Hat tip to Jon for his designs and Ilana for managing the whole leasing process.
I’m always surprised, when I speak with other so-called “value add” players, how limited their definition of “value-add” is.
There are loads of firms out there running around buying buildings with plans to slap on a coat of paint, re-carpet the hallways, switch out the appliances, and raise rents a little bit.
We are not those guys.
Here’s an example of what we’re doing to a five-unit we’re doing (with permits!) for some fee-for-service clients:
- Total re-configuring two upstairs one beds into wonderful two beds
- Dropping staircases from downstairs one beds into unused basement area and turning each unit into a 3 bed two bath
- Re-configuring the horribly laid-out two bed in back into a wonderful, efficient 2 bed / 2 bath
- Adding private outdoor space, decks, etc.
- Re-piping / re-wiring / etc., so that these systems last for 50-100 years
- Adding all the modern conveniences (washer/dryer, dishwasher, etc.)
You may think this sounds excessive. But, my guess is that, even after paying us a big fee to do the project, our clients are going to be all-in on this building for 9.5x the annual rent and something like $300k / unit for large, efficient units with parking in a premium area.
Does that sound high? The guys building all those units downtown are all-in for something like $400-500k / door for one beds in huge “warehouses for people” where they compete with thousands of other, identical units.

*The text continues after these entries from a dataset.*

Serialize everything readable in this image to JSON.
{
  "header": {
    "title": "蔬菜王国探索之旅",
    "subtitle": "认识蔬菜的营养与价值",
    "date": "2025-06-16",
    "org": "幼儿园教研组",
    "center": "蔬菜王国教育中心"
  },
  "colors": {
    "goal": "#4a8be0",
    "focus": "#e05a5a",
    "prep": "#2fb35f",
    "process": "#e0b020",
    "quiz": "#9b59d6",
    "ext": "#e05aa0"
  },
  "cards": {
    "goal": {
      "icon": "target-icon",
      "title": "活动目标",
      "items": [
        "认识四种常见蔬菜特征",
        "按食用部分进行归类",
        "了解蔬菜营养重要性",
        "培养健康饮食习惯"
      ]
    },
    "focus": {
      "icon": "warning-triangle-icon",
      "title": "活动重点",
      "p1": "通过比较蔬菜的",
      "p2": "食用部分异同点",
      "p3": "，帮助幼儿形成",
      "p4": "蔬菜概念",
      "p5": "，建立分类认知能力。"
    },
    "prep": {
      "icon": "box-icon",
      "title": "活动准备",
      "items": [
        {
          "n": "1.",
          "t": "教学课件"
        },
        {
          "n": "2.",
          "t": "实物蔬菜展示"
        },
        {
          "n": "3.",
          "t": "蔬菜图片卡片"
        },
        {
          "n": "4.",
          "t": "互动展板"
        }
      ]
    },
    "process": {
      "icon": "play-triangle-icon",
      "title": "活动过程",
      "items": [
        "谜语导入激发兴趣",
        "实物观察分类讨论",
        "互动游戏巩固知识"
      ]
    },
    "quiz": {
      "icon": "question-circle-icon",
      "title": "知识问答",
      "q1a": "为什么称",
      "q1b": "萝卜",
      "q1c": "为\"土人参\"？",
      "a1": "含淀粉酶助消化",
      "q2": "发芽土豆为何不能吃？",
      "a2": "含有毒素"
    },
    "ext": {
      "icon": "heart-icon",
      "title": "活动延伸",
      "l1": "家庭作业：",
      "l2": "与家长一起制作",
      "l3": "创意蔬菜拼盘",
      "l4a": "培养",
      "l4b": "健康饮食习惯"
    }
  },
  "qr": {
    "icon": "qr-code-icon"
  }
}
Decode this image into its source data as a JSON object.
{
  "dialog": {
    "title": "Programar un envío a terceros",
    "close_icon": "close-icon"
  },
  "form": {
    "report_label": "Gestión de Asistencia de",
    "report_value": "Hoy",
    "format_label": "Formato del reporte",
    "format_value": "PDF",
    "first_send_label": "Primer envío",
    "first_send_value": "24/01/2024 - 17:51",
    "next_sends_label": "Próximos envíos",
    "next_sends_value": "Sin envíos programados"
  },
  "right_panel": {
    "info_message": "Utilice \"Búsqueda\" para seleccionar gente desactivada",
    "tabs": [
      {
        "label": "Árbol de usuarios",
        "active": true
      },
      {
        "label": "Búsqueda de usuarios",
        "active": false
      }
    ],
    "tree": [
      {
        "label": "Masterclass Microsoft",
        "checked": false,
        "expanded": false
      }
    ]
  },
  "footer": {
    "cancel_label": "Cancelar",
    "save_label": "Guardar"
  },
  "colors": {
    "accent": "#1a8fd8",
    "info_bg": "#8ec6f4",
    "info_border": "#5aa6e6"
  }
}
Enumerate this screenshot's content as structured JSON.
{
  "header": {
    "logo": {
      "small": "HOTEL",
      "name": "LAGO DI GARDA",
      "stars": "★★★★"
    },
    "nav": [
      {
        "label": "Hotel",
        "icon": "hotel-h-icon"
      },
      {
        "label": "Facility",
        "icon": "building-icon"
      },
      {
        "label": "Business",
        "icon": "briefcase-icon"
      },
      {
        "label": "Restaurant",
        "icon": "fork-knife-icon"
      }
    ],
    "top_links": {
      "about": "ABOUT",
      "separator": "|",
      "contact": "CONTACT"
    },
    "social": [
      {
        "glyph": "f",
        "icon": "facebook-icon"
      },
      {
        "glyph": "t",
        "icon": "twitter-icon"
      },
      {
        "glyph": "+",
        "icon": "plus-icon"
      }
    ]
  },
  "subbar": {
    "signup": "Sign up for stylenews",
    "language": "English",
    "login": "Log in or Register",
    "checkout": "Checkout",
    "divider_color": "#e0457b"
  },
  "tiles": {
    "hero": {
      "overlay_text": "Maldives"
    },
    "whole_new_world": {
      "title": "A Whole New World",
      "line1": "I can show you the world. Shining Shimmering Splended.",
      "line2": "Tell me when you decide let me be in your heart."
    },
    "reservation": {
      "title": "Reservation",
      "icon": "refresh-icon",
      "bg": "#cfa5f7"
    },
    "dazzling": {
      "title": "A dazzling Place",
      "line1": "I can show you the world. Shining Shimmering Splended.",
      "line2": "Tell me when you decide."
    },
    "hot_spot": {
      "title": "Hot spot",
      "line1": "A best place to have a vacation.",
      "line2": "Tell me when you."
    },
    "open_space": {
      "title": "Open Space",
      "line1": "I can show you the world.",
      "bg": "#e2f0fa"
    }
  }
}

I used to wonder why we get paid what we do on these fee-for-service deals. Now I know.